Use recycled fireplace logs to save money. Dwight Mills and the Sol-R-Grate, Pap-O-Logs, and soaker vat (right) which make up his Pap-O-Fire system.
PHOTO: COURTESY OF THE FREELANCE STAR, FREDRICKSBURG
Learn how to make your own recycled fireplace logs using newspaper and crankcase oil.
Soak rolled up newspapers in old crankcase on burn them in a specially designed "Sol-R-Grate" log-holder, and what do you get? "Lower heating bills . . . that's what," says Dwight Mills of Fredericksburg, Virginia.
Mills — a 72-year-old retiree who's worked in the petroleum and heating fields most of his life — has devised a neat, simple method for transforming old newspapers and used automotive oil into "free" heat for his home using recycled fireplace logs. It's called the Pap-O-Fire method, and it goes like this:
First, Mr. Mills hand-rolls several "paper logs" (each one about 12 inches to 14 inches long by 3 inches or 4 inches in diameter and held together with a single piece of reinforced packaging tape). Next, he places the logs — which he calls "Pap-O-Logs" — in the 20 welded-together 46-ounce juice cans that make up the "rotating wheel" part of his special oil-log processor (see photo). Then Dwight fills the processor's soaker vat with 25 gallons of spent crankcase oil (which he obtains at no cost from a local service station) and turns the half-submerged "fruit can" wheel so that each roll of paper soaks In the oil for two hours and drains for two hours.
"Before I designed this setup," Mills explains, "I came out looking like a grease monkey every time I tried to soak newspaper logs in oil. Now I can load, soak, and unload the logs in my Sunday best!"
Far more important than how the logs are made, however, is the method by which Dwight Mills burns them. For this operation, Mr. Mills has designed a special two-level grate — the "Sol-R-Grate" (see photo in the image gallery) — to provide plenty of air for complete, clean combustion of the oiled newspapers. The vertical spacers of Mills's log-holder are arranged in such a way that they allow air to reach the paper rolls' burning surfaces quickly and evenly . . . but not all of the "logs" that Dwight Mills loads onto his Sol-R-Grate are of the "burning" kind: For greater heat radiation, Mills puts as many as four steel logs (or cylinders) on the grate's upper level, in addition to the three oiled-newspaper logs (one on the upper level, two on the lower level) and one or more "real" (wooden) logs that he usually loads onto the holder.
Thus, as the fire burns on, the steel "logs" become hotter and hotter . . . and as they do, air entering the fire is "super heated" before it begins combustion.
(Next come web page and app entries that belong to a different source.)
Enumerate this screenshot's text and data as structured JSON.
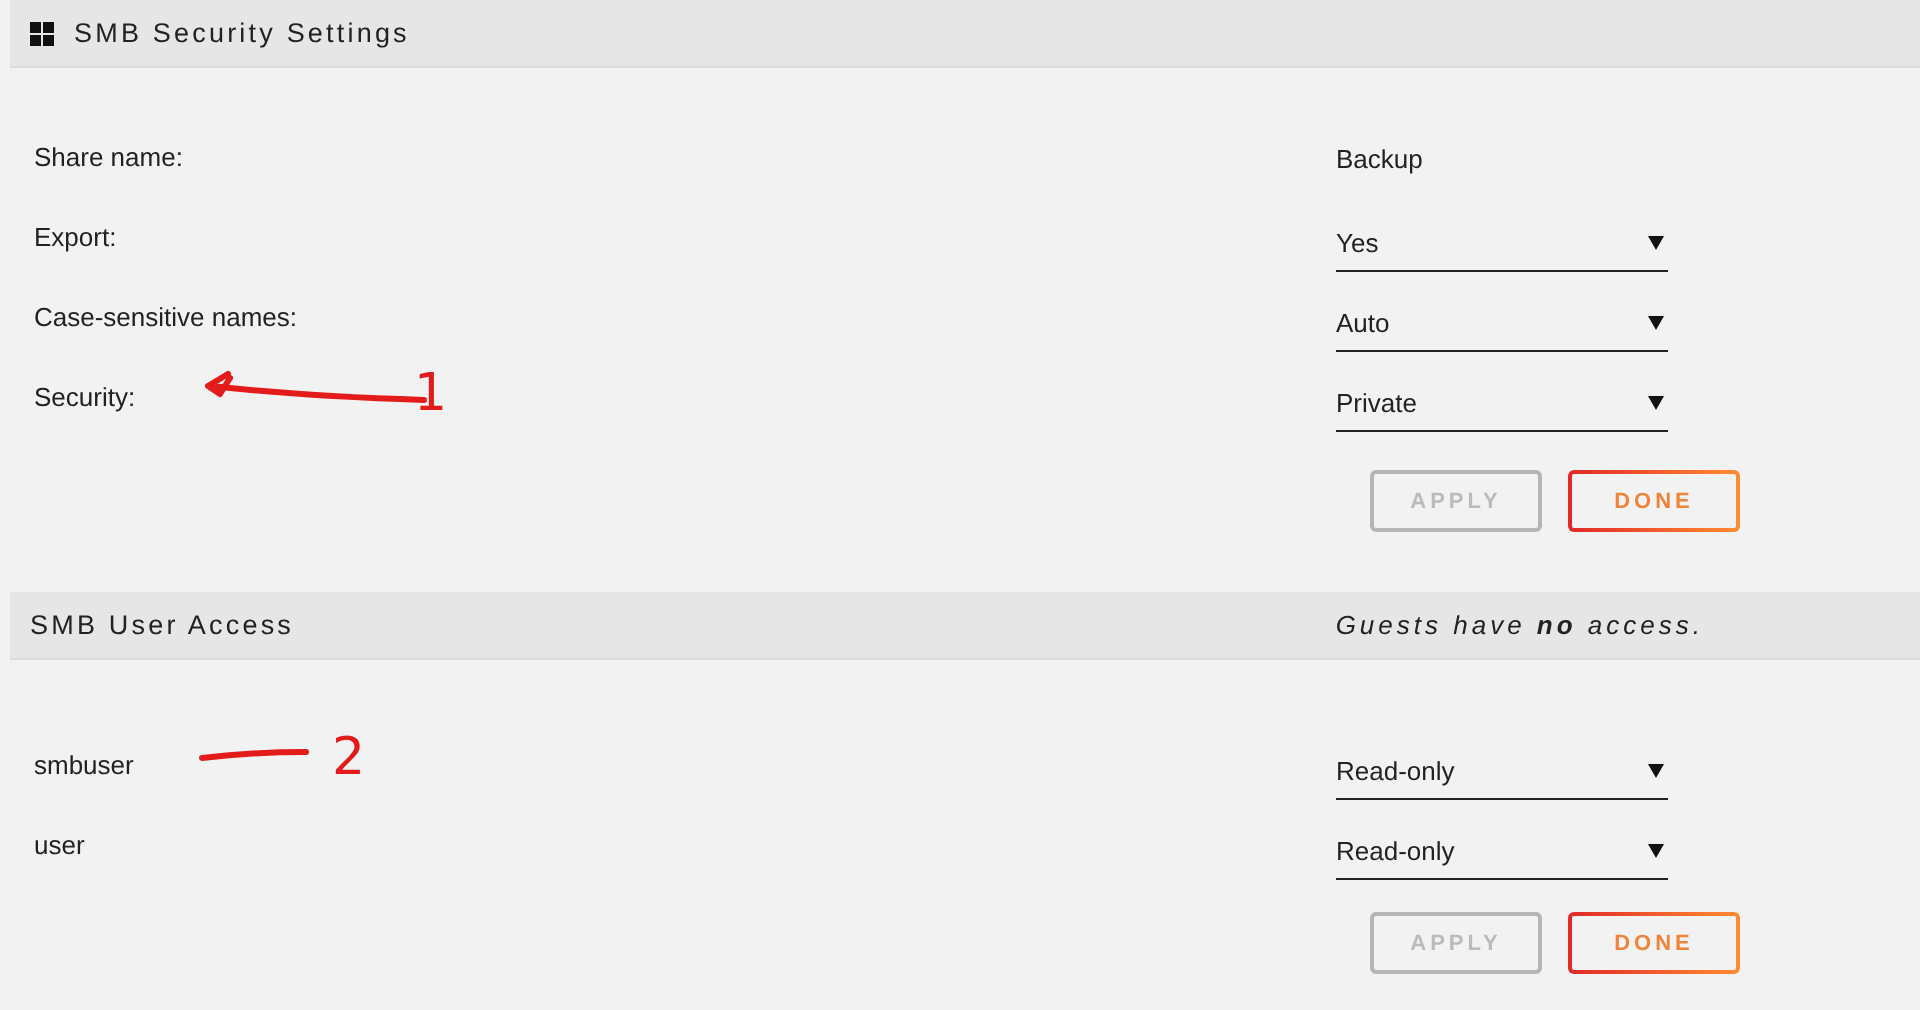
{
  "sections": [
    {
      "title": "SMB Security Settings",
      "rows": [
        {
          "label": "Share name:",
          "kind": "text",
          "value": "Backup"
        },
        {
          "label": "Export:",
          "kind": "select",
          "value": "Yes"
        },
        {
          "label": "Case-sensitive names:",
          "kind": "select",
          "value": "Auto"
        },
        {
          "label": "Security:",
          "kind": "select",
          "value": "Private"
        }
      ],
      "buttons": [
        {
          "label": "APPLY",
          "disabled": true
        },
        {
          "label": "DONE",
          "disabled": false
        }
      ]
    },
    {
      "title": "SMB User Access",
      "note": "Guests have **no** access.",
      "rows": [
        {
          "label": "smbuser",
          "kind": "select",
          "value": "Read-only"
        },
        {
          "label": "user",
          "kind": "select",
          "value": "Read-only"
        }
      ],
      "buttons": [
        {
          "label": "APPLY",
          "disabled": true
        },
        {
          "label": "DONE",
          "disabled": false
        }
      ]
    }
  ],
  "annotations": [
    {
      "kind": "arrow",
      "label": "1"
    },
    {
      "kind": "line",
      "label": "2"
    }
  ]
}
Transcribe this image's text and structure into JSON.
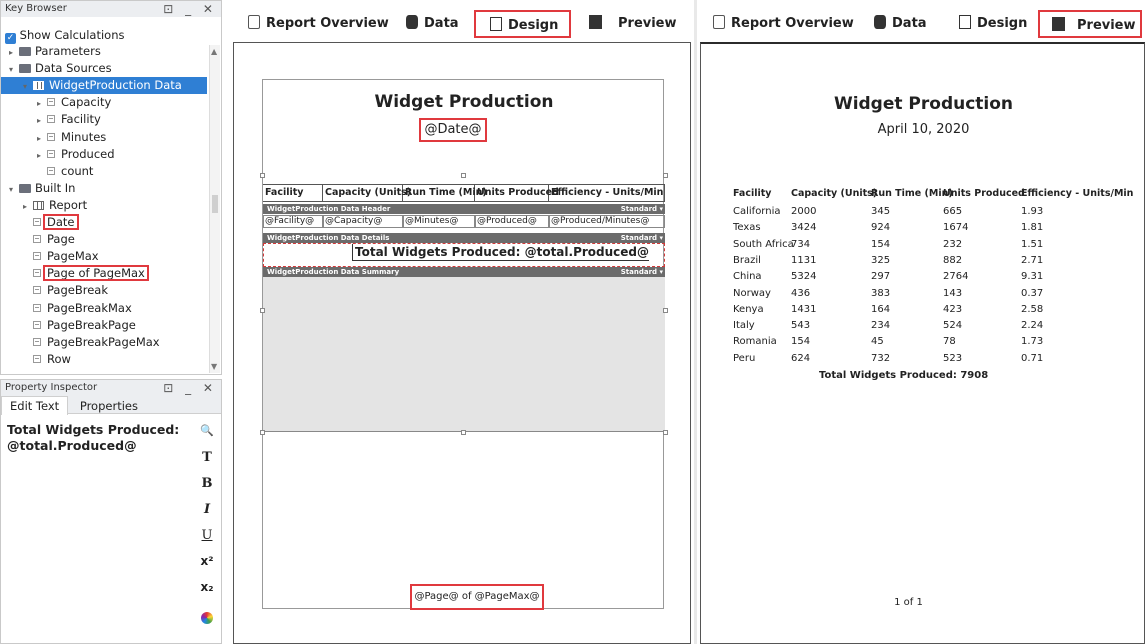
{
  "key_browser": {
    "title": "Key Browser",
    "window_controls": "⊡ _ ✕",
    "show_calculations": "Show Calculations",
    "items": [
      {
        "label": "Parameters",
        "level": 0,
        "kind": "folder",
        "arrow": "▸"
      },
      {
        "label": "Data Sources",
        "level": 0,
        "kind": "folder",
        "arrow": "▾"
      },
      {
        "label": "WidgetProduction Data",
        "level": 1,
        "kind": "table",
        "arrow": "▾"
      },
      {
        "label": "Capacity",
        "level": 2,
        "kind": "key",
        "arrow": "▸"
      },
      {
        "label": "Facility",
        "level": 2,
        "kind": "key",
        "arrow": "▸"
      },
      {
        "label": "Minutes",
        "level": 2,
        "kind": "key",
        "arrow": "▸"
      },
      {
        "label": "Produced",
        "level": 2,
        "kind": "key",
        "arrow": "▸"
      },
      {
        "label": "count",
        "level": 2,
        "kind": "key",
        "arrow": ""
      },
      {
        "label": "Built In",
        "level": 0,
        "kind": "folder",
        "arrow": "▾"
      },
      {
        "label": "Report",
        "level": 1,
        "kind": "grid",
        "arrow": "▸"
      },
      {
        "label": "Date",
        "level": 1,
        "kind": "key",
        "arrow": ""
      },
      {
        "label": "Page",
        "level": 1,
        "kind": "key",
        "arrow": ""
      },
      {
        "label": "PageMax",
        "level": 1,
        "kind": "key",
        "arrow": ""
      },
      {
        "label": "Page of PageMax",
        "level": 1,
        "kind": "key",
        "arrow": ""
      },
      {
        "label": "PageBreak",
        "level": 1,
        "kind": "key",
        "arrow": ""
      },
      {
        "label": "PageBreakMax",
        "level": 1,
        "kind": "key",
        "arrow": ""
      },
      {
        "label": "PageBreakPage",
        "level": 1,
        "kind": "key",
        "arrow": ""
      },
      {
        "label": "PageBreakPageMax",
        "level": 1,
        "kind": "key",
        "arrow": ""
      },
      {
        "label": "Row",
        "level": 1,
        "kind": "key",
        "arrow": ""
      }
    ]
  },
  "property_inspector": {
    "title": "Property Inspector",
    "window_controls": "⊡ _ ✕",
    "tabs": [
      "Edit Text",
      "Properties"
    ],
    "text_line1": "Total Widgets Produced:",
    "text_line2": "@total.Produced@",
    "format_buttons": [
      "🔍",
      "T",
      "B",
      "I",
      "U",
      "x²",
      "x₂"
    ]
  },
  "design_toolbar": {
    "tabs": [
      "Report Overview",
      "Data",
      "Design",
      "Preview"
    ],
    "active": "Design"
  },
  "preview_toolbar": {
    "tabs": [
      "Report Overview",
      "Data",
      "Design",
      "Preview"
    ],
    "active": "Preview"
  },
  "design": {
    "title": "Widget Production",
    "date_key": "@Date@",
    "headers": [
      "Facility",
      "Capacity (Units)",
      "Run Time (Min)",
      "Units Produced",
      "Efficiency - Units/Min"
    ],
    "band_header": "WidgetProduction Data Header",
    "band_details": "WidgetProduction Data Details",
    "band_summary": "WidgetProduction Data Summary",
    "band_mode": "Standard ▾",
    "row_keys": [
      "@Facility@",
      "@Capacity@",
      "@Minutes@",
      "@Produced@",
      "@Produced/Minutes@"
    ],
    "summary_text": "Total Widgets Produced: @total.Produced@",
    "footer": "@Page@ of @PageMax@"
  },
  "preview": {
    "title": "Widget Production",
    "date": "April 10, 2020",
    "headers": [
      "Facility",
      "Capacity (Units)",
      "Run Time (Min)",
      "Units Produced",
      "Efficiency - Units/Min"
    ],
    "rows": [
      [
        "California",
        "2000",
        "345",
        "665",
        "1.93"
      ],
      [
        "Texas",
        "3424",
        "924",
        "1674",
        "1.81"
      ],
      [
        "South Africa",
        "734",
        "154",
        "232",
        "1.51"
      ],
      [
        "Brazil",
        "1131",
        "325",
        "882",
        "2.71"
      ],
      [
        "China",
        "5324",
        "297",
        "2764",
        "9.31"
      ],
      [
        "Norway",
        "436",
        "383",
        "143",
        "0.37"
      ],
      [
        "Kenya",
        "1431",
        "164",
        "423",
        "2.58"
      ],
      [
        "Italy",
        "543",
        "234",
        "524",
        "2.24"
      ],
      [
        "Romania",
        "154",
        "45",
        "78",
        "1.73"
      ],
      [
        "Peru",
        "624",
        "732",
        "523",
        "0.71"
      ]
    ],
    "total": "Total Widgets Produced: 7908",
    "footer": "1 of 1"
  },
  "colors": {
    "highlight": "#e0393e",
    "selection": "#2f7fd4"
  }
}
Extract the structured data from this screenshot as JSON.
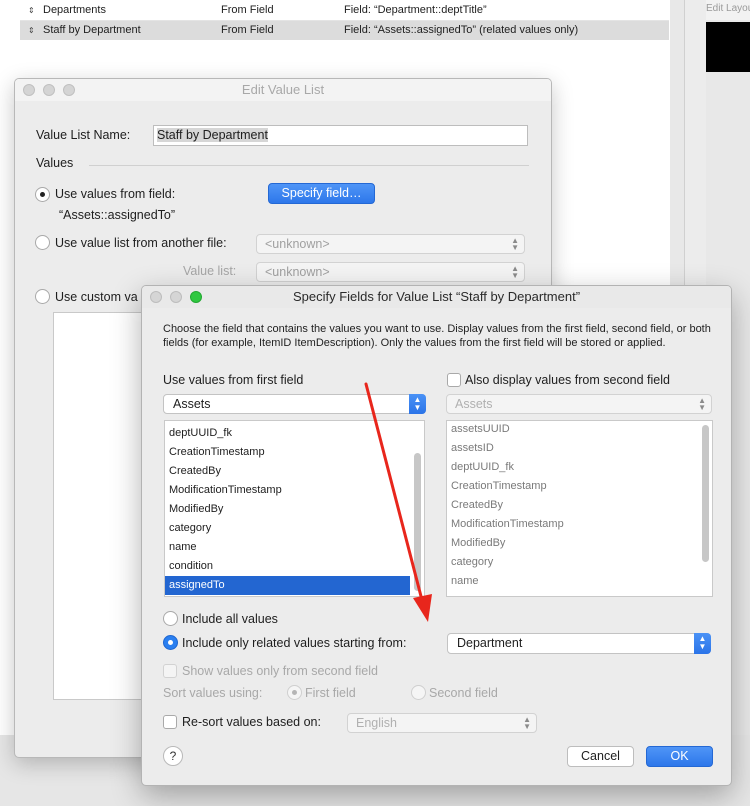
{
  "background_list": {
    "rows": [
      {
        "name": "Departments",
        "type": "From Field",
        "source": "Field: “Department::deptTitle”"
      },
      {
        "name": "Staff by Department",
        "type": "From Field",
        "source": "Field: “Assets::assignedTo” (related values only)"
      }
    ],
    "layout_panel_text": "Edit Layou"
  },
  "edit_value_list": {
    "title": "Edit Value List",
    "name_label": "Value List Name:",
    "name_value": "Staff by Department",
    "values_heading": "Values",
    "use_field_label": "Use values from field:",
    "field_name": "“Assets::assignedTo”",
    "specify_button": "Specify field…",
    "another_file_label": "Use value list from another file:",
    "file_popup": "<unknown>",
    "value_list_label": "Value list:",
    "value_list_popup": "<unknown>",
    "custom_label": "Use custom va"
  },
  "specify_fields": {
    "title": "Specify Fields for Value List “Staff by Department”",
    "description": "Choose the field that contains the values you want to use.  Display values from the first field, second field, or both fields (for example, ItemID ItemDescription). Only the values from the first field will be stored or applied.",
    "first_field_label": "Use values from first field",
    "second_field_label": "Also display values from second field",
    "table1": "Assets",
    "table2": "Assets",
    "fields1": [
      "deptUUID_fk",
      "CreationTimestamp",
      "CreatedBy",
      "ModificationTimestamp",
      "ModifiedBy",
      "category",
      "name",
      "condition",
      "assignedTo"
    ],
    "fields2": [
      "assetsUUID",
      "assetsID",
      "deptUUID_fk",
      "CreationTimestamp",
      "CreatedBy",
      "ModificationTimestamp",
      "ModifiedBy",
      "category",
      "name"
    ],
    "selected_field": "assignedTo",
    "include_all_label": "Include all values",
    "include_related_label": "Include only related values starting from:",
    "related_table": "Department",
    "show_second_label": "Show values only from second field",
    "sort_label": "Sort values using:",
    "sort_first_label": "First field",
    "sort_second_label": "Second field",
    "resort_label": "Re-sort values based on:",
    "language": "English",
    "help_label": "?",
    "cancel_label": "Cancel",
    "ok_label": "OK"
  },
  "colors": {
    "accent": "#2d77ea",
    "selection": "#2366d1",
    "annotation_arrow": "#e8261c"
  }
}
The result is a hot, clean, nearly pollution-free blaze that — according to Dwight Mills — leaves practically no ash residue. (What little ash is left over goes directly to Mills's compost heap.)
"The hot, orange rays of light from the fire flood the room like sunshine," says Mills. "That's why I call the specially designed log-holder a 'solar grate': Because it actually takes the sun's energy that's stored in the wood and the paper and the oil, and releases it . . . giving you back the warm, orange rays that originally came from the sun."
Mr. Mills — who expects to burn more than 1,000 soaked logs (that's 1,500 pounds of paper and 250 gallons of oil) before the winter is up — says that the rolling/soaking/burning process is not nearly as time-consuming or laborious as it may appear. Working in his spare time only, Dwight claims he was easily able to make 300 soaked logs over the past summer. "Heck," Mills chuckles, "last week I rolled seventy logs while watching the Redskins game!"
Total cost of Dwight Mills's Pap-O-Fire setup? "Around $75," Dwight says, "including the welding of the fruit cans and the soaker vat, which I farmed out." Mr. Mills points out that someone who can do the welding himself/herself could probably put together a similar setup for just a few dollars, using scrap materials . . . but that — in any case — $75 isn't much to spend on something that can easily save a person several times that amount on No. 2 fuel oil (which is what the Mills household normally uses for space heating) in a single winter.
"What I like most about my Pap-O-Fire system," explains Dwight Mills, "is that it uses only recycled materials. And it pollutes the atmosphere even less than most "conventional oil burners. That's what really makes me feel warm inside!"
Dwight Mills — inventor of the Pap-O-Fire system of making (and burning) oil-saturated newspaper logs — informs us that "complete directions and sketches are being prepared for the do-it-yourselfer who's interested in building a Sol-R-Grate and/or a log soaker". If you'd like more information, you can write to Dwight Mills at 1500 Winchester St., Fredericksburg, VA 22401 . . . but be sure to enclose at least $1.00 (a self-addressed, stamped envelope would be nice, too) to cover the cost of a personal reply. — The Editors.